Your treatment choices depend on the type of ampullary cancer you have, test results,
whether the cancer can be removed with surgery, and the size and stage of the cancer.
The goal of treatment may be to cure you, control the cancer, or to help ease problems
caused by the cancer. Talk with your healthcare team about your treatment choices,
the goals of treatment, and what the risks and side effects may be.
Types of treatment for cancer are either local or systemic. Local treatments remove,
destroy, or control cancer cells in one area. Surgery and radiation are local treatments.
Systemic treatment is used to destroy or control cancer cells that may have traveled
around your body. When taken by pill or injection, chemotherapy is a systemic treatment.
You may have just one treatment or a combination of treatments.
The main treatment for ampullary cancer is surgery to remove the tumor. The Whipple
procedure (also called a pancreaticoduodenectomy) is used. This is a major surgery.
During it, a surgeon removes the tumor in the affected part of the ampulla of Vater.
Other nearby tissues are often removed too. These include the head of the pancreas,
the lower half of the stomach, duodenum, gallbladder, and lymph nodes.
Some people can’t have a Whipple procedure. In these cases, a less complex surgery
or another procedure (such as using a laser to kill the tumor) may be done. It’s not
clear if these methods can cure ampullary cancer. Some healthcare providers may also
suggest other treatments after surgery, such as chemotherapy or radiation therapy.
Talk with your healthcare providers about your treatment options. Make a list of questions.

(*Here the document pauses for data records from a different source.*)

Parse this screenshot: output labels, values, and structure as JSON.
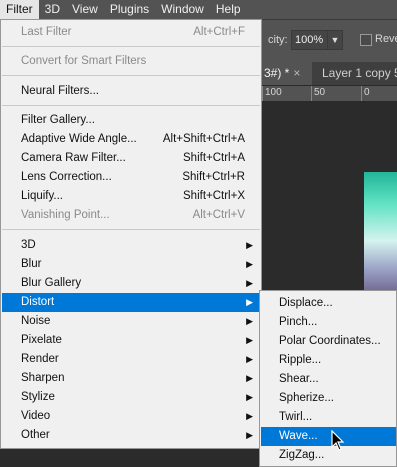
{
  "menubar": {
    "items": [
      "Filter",
      "3D",
      "View",
      "Plugins",
      "Window",
      "Help"
    ],
    "active": "Filter"
  },
  "options": {
    "opacity_label": "city:",
    "opacity_value": "100%",
    "reverse_label": "Reve"
  },
  "tabs": [
    {
      "label": "3#) *",
      "close": "×"
    },
    {
      "label": "Layer 1 copy 5"
    }
  ],
  "ruler": [
    "100",
    "50",
    "0"
  ],
  "filter_menu": {
    "last_filter": {
      "label": "Last Filter",
      "shortcut": "Alt+Ctrl+F"
    },
    "convert_smart": "Convert for Smart Filters",
    "neural": "Neural Filters...",
    "group1": [
      {
        "label": "Filter Gallery...",
        "shortcut": "",
        "disabled": false
      },
      {
        "label": "Adaptive Wide Angle...",
        "shortcut": "Alt+Shift+Ctrl+A",
        "disabled": false
      },
      {
        "label": "Camera Raw Filter...",
        "shortcut": "Shift+Ctrl+A",
        "disabled": false
      },
      {
        "label": "Lens Correction...",
        "shortcut": "Shift+Ctrl+R",
        "disabled": false
      },
      {
        "label": "Liquify...",
        "shortcut": "Shift+Ctrl+X",
        "disabled": false
      },
      {
        "label": "Vanishing Point...",
        "shortcut": "Alt+Ctrl+V",
        "disabled": true
      }
    ],
    "submenus": [
      "3D",
      "Blur",
      "Blur Gallery",
      "Distort",
      "Noise",
      "Pixelate",
      "Render",
      "Sharpen",
      "Stylize",
      "Video",
      "Other"
    ],
    "highlighted": "Distort",
    "arrow": "▶"
  },
  "distort_submenu": {
    "items": [
      "Displace...",
      "Pinch...",
      "Polar Coordinates...",
      "Ripple...",
      "Shear...",
      "Spherize...",
      "Twirl...",
      "Wave...",
      "ZigZag..."
    ],
    "highlighted": "Wave..."
  },
  "icons": {
    "dropdown_arrow": "chevron-down-icon",
    "cursor": "arrow-cursor-icon"
  },
  "colors": {
    "highlight": "#0078d7",
    "menu_bg": "#f0f0f0",
    "menubar_bg": "#535353"
  }
}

Think about the benefits and possible side effects of each option. Talk about your
concerns with your healthcare provider before making a decision.
When should I call my healthcare provider?
Call your healthcare provider if you have:
Key points about ampullary cancer
Ampullary cancer forms in a body part called the ampulla of Vater. This is a small
opening that connects the bile and pancreatic ducts to the duodenum.
It’s a rare form of cancer.
People with certain inherited conditions that cause growths (polyps) in the digestive
system are more at risk for this type of cancer.
The most common symptom is jaundice, or yellowing of the skin and eyes. It’s caused
by bile going into the blood instead of into the duodenum.
The main treatment is a type of surgery called the Whipple procedure. It removes the
tumor and nearby tissues.
Tips to help you get the most from a visit to your healthcare provider:
Know the reason for your visit and what you want to happen.
Before your visit, write down questions you want answered.
Bring someone with you to help you ask questions and remember what your provider tells
At the visit, write down the name of a new diagnosis, and any new medicines, treatments,
or tests. Also write down any new instructions your provider gives you.
Know why a new medicine or treatment is prescribed, and how it will help you. Also
know what the side effects are.
Ask if your condition can be treated in other ways.
Know why a test or procedure is recommended and what the results could mean.
Know what to expect if you do not take the medicine or have the test or procedure.
If you have a follow-up appointment, write down the date, time, and purpose for that
Know how you can contact your provider if you have questions.